All of these state park campgrounds offer flushing restrooms, pay showers, trash service and a picnic table and fire ring at most sites. None of them have hookups, though water is available if you need to fill up your tank and then return to your site. These sites cost $35 per night.
More Camping near Redwoods State & National Parks
There are dozens, over 50 in fact, campgrounds (most of which are private RV parks) along the stretch of coastline that runs from Trinidad, California to Crescent City, most of which are just as beautiful as those found in the state parks, but with more amenities…and a higher price tag.

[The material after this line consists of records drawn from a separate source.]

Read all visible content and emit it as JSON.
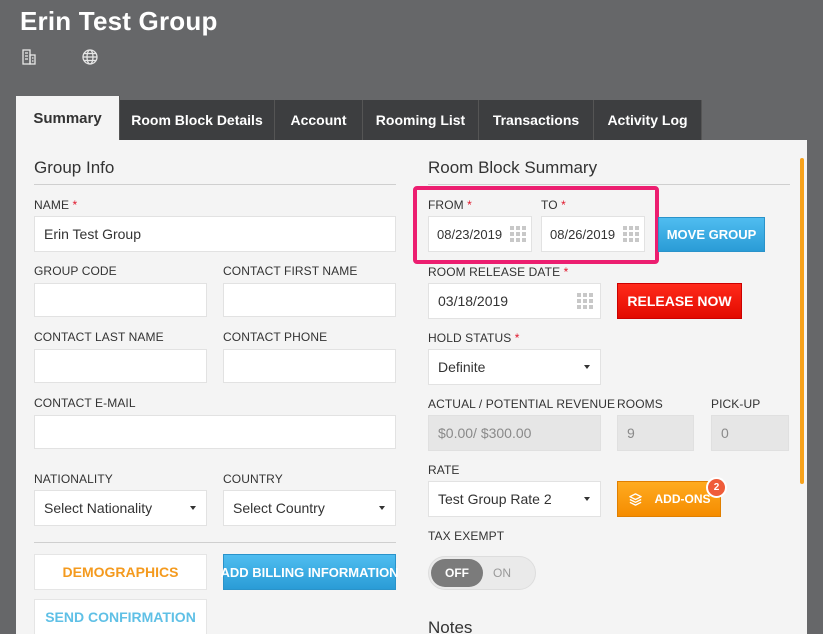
{
  "header": {
    "title": "Erin Test Group",
    "icons": [
      "building-icon",
      "globe-icon"
    ]
  },
  "tabs": [
    {
      "label": "Summary",
      "active": true
    },
    {
      "label": "Room Block Details"
    },
    {
      "label": "Account"
    },
    {
      "label": "Rooming List"
    },
    {
      "label": "Transactions"
    },
    {
      "label": "Activity Log"
    }
  ],
  "group_info": {
    "title": "Group Info",
    "name_label": "NAME",
    "name_value": "Erin Test Group",
    "group_code_label": "GROUP CODE",
    "group_code_value": "",
    "contact_first_name_label": "CONTACT FIRST NAME",
    "contact_first_name_value": "",
    "contact_last_name_label": "CONTACT LAST NAME",
    "contact_last_name_value": "",
    "contact_phone_label": "CONTACT PHONE",
    "contact_phone_value": "",
    "contact_email_label": "CONTACT E-MAIL",
    "contact_email_value": "",
    "nationality_label": "NATIONALITY",
    "nationality_value": "Select Nationality",
    "country_label": "COUNTRY",
    "country_value": "Select Country",
    "demographics_label": "DEMOGRAPHICS",
    "add_billing_label": "ADD BILLING INFORMATION",
    "send_confirmation_label": "SEND CONFIRMATION"
  },
  "room_block": {
    "title": "Room Block Summary",
    "from_label": "FROM",
    "from_value": "08/23/2019",
    "to_label": "TO",
    "to_value": "08/26/2019",
    "move_group_label": "MOVE GROUP",
    "release_date_label": "ROOM RELEASE DATE",
    "release_date_value": "03/18/2019",
    "release_now_label": "RELEASE NOW",
    "hold_status_label": "HOLD STATUS",
    "hold_status_value": "Definite",
    "revenue_label": "ACTUAL / POTENTIAL REVENUE",
    "revenue_value": "$0.00/ $300.00",
    "rooms_label": "ROOMS",
    "rooms_value": "9",
    "pickup_label": "PICK-UP",
    "pickup_value": "0",
    "rate_label": "RATE",
    "rate_value": "Test Group Rate 2",
    "addons_label": "ADD-ONS",
    "addons_count": "2",
    "tax_exempt_label": "TAX EXEMPT",
    "tax_off_label": "OFF",
    "tax_on_label": "ON",
    "notes_title": "Notes"
  },
  "colors": {
    "header_bg": "#666769",
    "tab_dark": "#3d3e40",
    "panel_bg": "#f4f4f4",
    "accent_orange": "#f7a21b",
    "highlight_pink": "#ec1e70",
    "required_red": "#e0162b"
  }
}
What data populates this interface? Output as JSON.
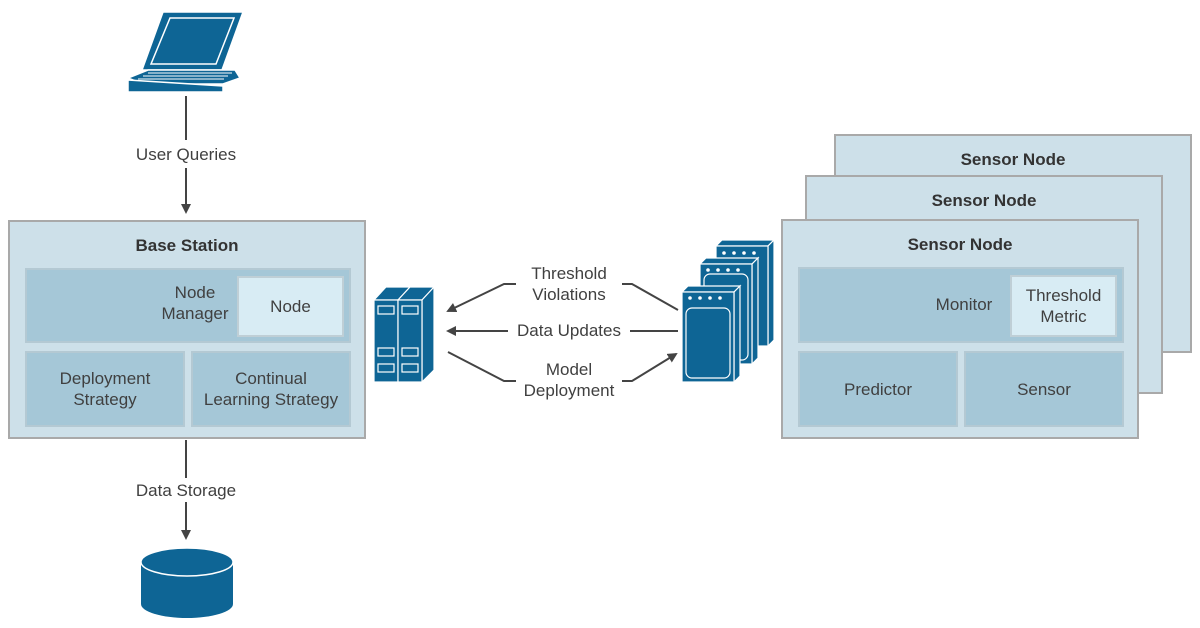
{
  "colors": {
    "icon_blue": "#0e6595",
    "outer_fill": "#cde0e9",
    "mid_fill": "#a5c7d7",
    "light_fill": "#d8ecf4",
    "arrow": "#444444"
  },
  "icons": {
    "client": "laptop-icon",
    "base_station_device": "server-rack-icon",
    "sensor_devices": "sensor-device-stack-icon",
    "storage": "database-icon"
  },
  "edges": {
    "user_queries": "User Queries",
    "data_storage": "Data Storage",
    "threshold_violations": [
      "Threshold",
      "Violations"
    ],
    "data_updates": "Data Updates",
    "model_deployment": [
      "Model",
      "Deployment"
    ]
  },
  "base_station": {
    "title": "Base Station",
    "node_manager": [
      "Node",
      "Manager"
    ],
    "node": "Node",
    "deployment_strategy": [
      "Deployment",
      "Strategy"
    ],
    "continual_learning_strategy": [
      "Continual",
      "Learning Strategy"
    ]
  },
  "sensor_nodes": {
    "back_title": "Sensor Node",
    "middle_title": "Sensor Node",
    "front_title": "Sensor Node",
    "monitor": "Monitor",
    "threshold_metric": [
      "Threshold",
      "Metric"
    ],
    "predictor": "Predictor",
    "sensor": "Sensor"
  }
}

Places like Emerald Forest Cabins & RV (GPS: 41.0725, -124.1442) continue the theme of parking beneath and between the titans, but toss in old timey buildings where you can stock up on supplies and enjoy a hot shower, connect to WiFi (though, it’s relatively rural, so don’t expect much) and plug right into an electrical outlet. They offer bike rentals, a game room, cable TV hookups and even a laundry room. The perfect “retreat” when you need to take a break from roughing it out there in the state parks.
Ever wanted to camp completely surrounded by elk? Elk Country RV Resort (GPS: 41.2239, -124.0881) all but guarantees you’ll be doing just that, plus full hookups and–should the elk grow old–a place to toss a few horseshoes around. Laundry, hot showers and a modicum of cell service round out the bill.
Florence Keller Regional Park (GPS: 41.8069, -124.1517) provides similar scenery to what you’ll find in the state parks, and similar amenities, but at about half the price.
If you brought the kids along, Crescent City-Redwoods KOA (GPS: 41.8213, -124.1455) provides all of the amenities Kampgrounds of America are known for (think playgrounds, camp store, ice cream social) but surrounded by redwoods, including a short trail between their massive trunks.
At the complete opposite end of the parks, Patrick’s Point State Park (GPS: 41.1347, -124.1549), south of Trinidad (and not officially part of the system of parks to its north), offers wooded camping with short hikes to dramatic cliffs overlooking the ocean and sands below.
While the coastal redwoods don’t end with California’s northern border, and grow as far south as Big Sur, there is absolutely nowhere better to experience these ancient creatures than in the preservation of the National Park System and its partners.
Cover photo by Juri Knauth.